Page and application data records
----------

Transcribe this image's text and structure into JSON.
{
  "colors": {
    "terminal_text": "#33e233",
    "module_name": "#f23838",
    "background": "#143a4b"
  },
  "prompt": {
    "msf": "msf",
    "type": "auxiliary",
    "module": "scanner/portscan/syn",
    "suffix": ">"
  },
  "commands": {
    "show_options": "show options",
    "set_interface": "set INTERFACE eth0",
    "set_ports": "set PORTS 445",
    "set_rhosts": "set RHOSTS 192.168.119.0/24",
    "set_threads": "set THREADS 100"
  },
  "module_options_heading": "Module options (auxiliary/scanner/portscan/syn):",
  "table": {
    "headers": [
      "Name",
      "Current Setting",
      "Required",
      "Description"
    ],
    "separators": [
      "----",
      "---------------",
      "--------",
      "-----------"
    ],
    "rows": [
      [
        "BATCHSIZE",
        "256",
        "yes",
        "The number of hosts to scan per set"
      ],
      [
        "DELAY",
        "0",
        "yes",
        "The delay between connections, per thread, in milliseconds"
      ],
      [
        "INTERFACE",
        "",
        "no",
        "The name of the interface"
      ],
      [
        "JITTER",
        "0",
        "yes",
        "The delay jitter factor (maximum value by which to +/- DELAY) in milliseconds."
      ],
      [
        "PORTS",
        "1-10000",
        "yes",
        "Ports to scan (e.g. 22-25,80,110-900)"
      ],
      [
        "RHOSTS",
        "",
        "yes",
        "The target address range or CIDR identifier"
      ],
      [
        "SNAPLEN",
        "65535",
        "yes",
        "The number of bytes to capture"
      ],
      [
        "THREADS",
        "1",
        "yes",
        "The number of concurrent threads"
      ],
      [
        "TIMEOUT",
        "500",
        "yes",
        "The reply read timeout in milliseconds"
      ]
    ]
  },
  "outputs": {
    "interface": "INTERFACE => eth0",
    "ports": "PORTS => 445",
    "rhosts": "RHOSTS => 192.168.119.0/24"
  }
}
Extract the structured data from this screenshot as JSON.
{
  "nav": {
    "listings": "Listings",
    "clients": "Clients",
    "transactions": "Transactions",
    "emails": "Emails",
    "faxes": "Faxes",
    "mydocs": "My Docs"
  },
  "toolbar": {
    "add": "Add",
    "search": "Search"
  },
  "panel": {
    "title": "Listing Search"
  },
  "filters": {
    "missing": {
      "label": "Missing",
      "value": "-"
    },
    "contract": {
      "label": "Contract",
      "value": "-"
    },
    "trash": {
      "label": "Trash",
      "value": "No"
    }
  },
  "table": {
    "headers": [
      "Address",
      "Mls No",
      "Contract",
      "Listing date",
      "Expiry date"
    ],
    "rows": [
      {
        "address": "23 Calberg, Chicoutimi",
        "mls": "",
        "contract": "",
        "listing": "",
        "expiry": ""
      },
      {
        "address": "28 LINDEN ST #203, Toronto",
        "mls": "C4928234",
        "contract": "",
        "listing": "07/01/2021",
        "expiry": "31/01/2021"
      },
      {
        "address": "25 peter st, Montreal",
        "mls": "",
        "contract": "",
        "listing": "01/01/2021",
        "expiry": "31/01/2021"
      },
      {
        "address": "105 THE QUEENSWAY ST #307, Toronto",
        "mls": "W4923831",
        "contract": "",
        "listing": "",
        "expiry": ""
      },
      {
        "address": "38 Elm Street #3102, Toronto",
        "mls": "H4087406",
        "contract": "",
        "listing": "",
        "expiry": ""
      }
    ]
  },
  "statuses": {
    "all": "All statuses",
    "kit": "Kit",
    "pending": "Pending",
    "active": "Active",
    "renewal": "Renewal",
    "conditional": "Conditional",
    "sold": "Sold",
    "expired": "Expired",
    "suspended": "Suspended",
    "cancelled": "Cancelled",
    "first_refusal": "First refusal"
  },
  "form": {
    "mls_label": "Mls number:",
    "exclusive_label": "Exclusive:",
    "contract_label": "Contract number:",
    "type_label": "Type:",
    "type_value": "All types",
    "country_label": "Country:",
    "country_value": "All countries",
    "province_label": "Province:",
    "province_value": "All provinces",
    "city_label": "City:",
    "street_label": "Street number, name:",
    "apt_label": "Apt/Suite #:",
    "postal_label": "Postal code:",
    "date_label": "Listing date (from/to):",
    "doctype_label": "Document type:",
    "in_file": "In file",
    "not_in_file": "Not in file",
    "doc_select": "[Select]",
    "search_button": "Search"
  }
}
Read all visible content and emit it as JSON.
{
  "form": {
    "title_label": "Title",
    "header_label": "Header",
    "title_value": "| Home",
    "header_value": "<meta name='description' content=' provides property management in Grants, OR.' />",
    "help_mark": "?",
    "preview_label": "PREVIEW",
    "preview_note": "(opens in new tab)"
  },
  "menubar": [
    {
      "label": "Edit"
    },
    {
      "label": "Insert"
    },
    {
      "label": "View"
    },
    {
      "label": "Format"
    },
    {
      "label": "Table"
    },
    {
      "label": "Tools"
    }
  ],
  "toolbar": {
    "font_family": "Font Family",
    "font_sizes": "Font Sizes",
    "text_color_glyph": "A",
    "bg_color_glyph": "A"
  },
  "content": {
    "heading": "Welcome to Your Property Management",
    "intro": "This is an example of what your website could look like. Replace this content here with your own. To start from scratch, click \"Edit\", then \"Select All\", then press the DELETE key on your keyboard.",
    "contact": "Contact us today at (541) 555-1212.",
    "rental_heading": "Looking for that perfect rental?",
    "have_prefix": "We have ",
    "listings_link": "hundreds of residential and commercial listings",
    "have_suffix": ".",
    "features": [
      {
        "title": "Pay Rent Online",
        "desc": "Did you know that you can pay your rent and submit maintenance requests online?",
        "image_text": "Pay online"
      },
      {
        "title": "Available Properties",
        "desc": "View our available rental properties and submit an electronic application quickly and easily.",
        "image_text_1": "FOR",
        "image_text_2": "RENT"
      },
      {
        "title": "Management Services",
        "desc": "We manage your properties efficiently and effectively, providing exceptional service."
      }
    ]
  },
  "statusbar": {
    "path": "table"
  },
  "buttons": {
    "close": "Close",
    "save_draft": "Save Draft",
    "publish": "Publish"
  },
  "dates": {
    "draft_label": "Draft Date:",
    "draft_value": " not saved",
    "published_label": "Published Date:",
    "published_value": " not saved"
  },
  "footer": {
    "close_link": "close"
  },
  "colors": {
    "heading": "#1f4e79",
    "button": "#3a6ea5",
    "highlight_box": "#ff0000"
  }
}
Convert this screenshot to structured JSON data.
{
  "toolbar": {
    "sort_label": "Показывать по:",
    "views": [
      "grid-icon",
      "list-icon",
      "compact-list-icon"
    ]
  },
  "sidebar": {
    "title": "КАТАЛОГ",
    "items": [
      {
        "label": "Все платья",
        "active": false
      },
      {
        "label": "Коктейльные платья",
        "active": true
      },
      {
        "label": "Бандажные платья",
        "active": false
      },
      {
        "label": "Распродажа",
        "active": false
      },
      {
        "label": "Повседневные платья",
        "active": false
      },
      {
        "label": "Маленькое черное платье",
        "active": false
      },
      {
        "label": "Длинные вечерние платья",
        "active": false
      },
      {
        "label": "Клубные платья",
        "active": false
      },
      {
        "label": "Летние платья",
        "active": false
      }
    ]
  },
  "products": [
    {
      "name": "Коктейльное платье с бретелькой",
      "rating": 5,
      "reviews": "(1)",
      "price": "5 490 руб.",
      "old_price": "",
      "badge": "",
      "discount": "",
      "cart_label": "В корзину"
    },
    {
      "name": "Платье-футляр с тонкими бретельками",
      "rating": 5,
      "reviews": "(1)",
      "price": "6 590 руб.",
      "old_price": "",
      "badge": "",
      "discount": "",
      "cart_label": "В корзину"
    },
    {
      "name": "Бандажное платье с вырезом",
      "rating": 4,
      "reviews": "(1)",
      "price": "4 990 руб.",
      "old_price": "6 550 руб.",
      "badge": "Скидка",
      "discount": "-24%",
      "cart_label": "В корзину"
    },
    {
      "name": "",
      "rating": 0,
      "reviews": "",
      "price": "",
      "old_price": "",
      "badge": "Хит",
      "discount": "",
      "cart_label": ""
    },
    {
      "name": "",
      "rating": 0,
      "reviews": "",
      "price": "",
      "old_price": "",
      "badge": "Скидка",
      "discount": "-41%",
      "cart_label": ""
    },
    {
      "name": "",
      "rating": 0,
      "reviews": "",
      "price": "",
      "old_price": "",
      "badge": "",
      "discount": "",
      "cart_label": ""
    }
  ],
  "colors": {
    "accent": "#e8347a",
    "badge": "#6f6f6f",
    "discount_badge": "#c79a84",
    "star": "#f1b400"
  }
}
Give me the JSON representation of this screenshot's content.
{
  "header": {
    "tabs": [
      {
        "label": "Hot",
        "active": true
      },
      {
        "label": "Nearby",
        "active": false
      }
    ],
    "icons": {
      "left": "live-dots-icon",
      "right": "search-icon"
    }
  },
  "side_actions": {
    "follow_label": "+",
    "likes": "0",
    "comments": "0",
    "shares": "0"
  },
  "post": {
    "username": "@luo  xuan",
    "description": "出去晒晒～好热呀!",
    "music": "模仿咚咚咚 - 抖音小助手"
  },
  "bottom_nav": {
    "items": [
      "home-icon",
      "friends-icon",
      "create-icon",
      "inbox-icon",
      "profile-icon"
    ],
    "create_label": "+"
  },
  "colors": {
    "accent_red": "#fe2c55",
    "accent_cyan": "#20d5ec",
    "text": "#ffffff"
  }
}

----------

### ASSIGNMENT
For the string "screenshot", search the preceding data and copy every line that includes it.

### TASK RESULT
Extract the structured data from this screenshot as JSON.
Convert this screenshot to structured JSON data.
Give me the JSON representation of this screenshot's content.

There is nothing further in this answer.